• _EXERCISE PROMPT_: Your answer must be an exact copy of the entries below, with every picture removed.

• _RECORDED INFORMATION_:

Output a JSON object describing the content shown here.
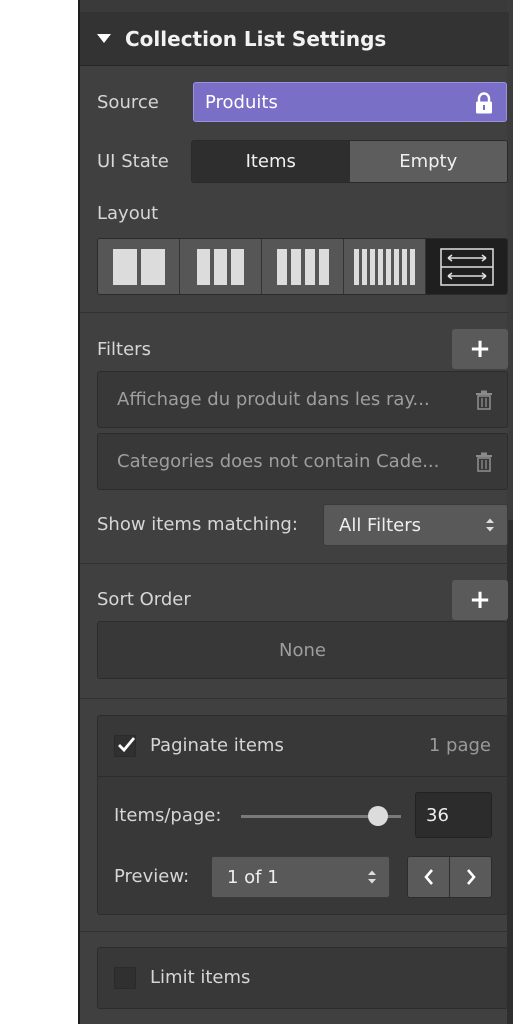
{
  "panel": {
    "title": "Collection List Settings",
    "source": {
      "label": "Source",
      "value": "Produits"
    },
    "ui_state": {
      "label": "UI State",
      "options": [
        "Items",
        "Empty"
      ],
      "selected": "Items"
    },
    "layout": {
      "label": "Layout",
      "options": [
        "2-columns",
        "3-columns",
        "4-columns",
        "6-columns",
        "list-rows"
      ],
      "selected": "list-rows"
    },
    "filters": {
      "label": "Filters",
      "add_label": "+",
      "items": [
        "Affichage du produit dans les ray...",
        "Categories does not contain Cade..."
      ],
      "match_label": "Show items matching:",
      "match_value": "All Filters"
    },
    "sort": {
      "label": "Sort Order",
      "add_label": "+",
      "value": "None"
    },
    "paginate": {
      "checked": true,
      "label": "Paginate items",
      "count": "1 page",
      "items_per_page_label": "Items/page:",
      "items_per_page": "36",
      "preview_label": "Preview:",
      "preview_value": "1 of 1"
    },
    "limit": {
      "checked": false,
      "label": "Limit items"
    }
  },
  "colors": {
    "panel_bg": "#404040",
    "header_bg": "#333333",
    "source_accent": "#7a6fc6",
    "active_segment": "#2e2e2e"
  }
}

• _RESPONSE TO THE TASK_:
Output a JSON object describing the content shown here.
{
  "panel": {
    "title": "Collection List Settings",
    "source": {
      "label": "Source",
      "value": "Produits"
    },
    "ui_state": {
      "label": "UI State",
      "options": [
        "Items",
        "Empty"
      ],
      "selected": "Items"
    },
    "layout": {
      "label": "Layout",
      "options": [
        "2-columns",
        "3-columns",
        "4-columns",
        "6-columns",
        "list-rows"
      ],
      "selected": "list-rows"
    },
    "filters": {
      "label": "Filters",
      "add_label": "+",
      "items": [
        "Affichage du produit dans les ray...",
        "Categories does not contain Cade..."
      ],
      "match_label": "Show items matching:",
      "match_value": "All Filters"
    },
    "sort": {
      "label": "Sort Order",
      "add_label": "+",
      "value": "None"
    },
    "paginate": {
      "checked": true,
      "label": "Paginate items",
      "count": "1 page",
      "items_per_page_label": "Items/page:",
      "items_per_page": "36",
      "preview_label": "Preview:",
      "preview_value": "1 of 1"
    },
    "limit": {
      "checked": false,
      "label": "Limit items"
    }
  },
  "colors": {
    "panel_bg": "#404040",
    "header_bg": "#333333",
    "source_accent": "#7a6fc6",
    "active_segment": "#2e2e2e"
  }
}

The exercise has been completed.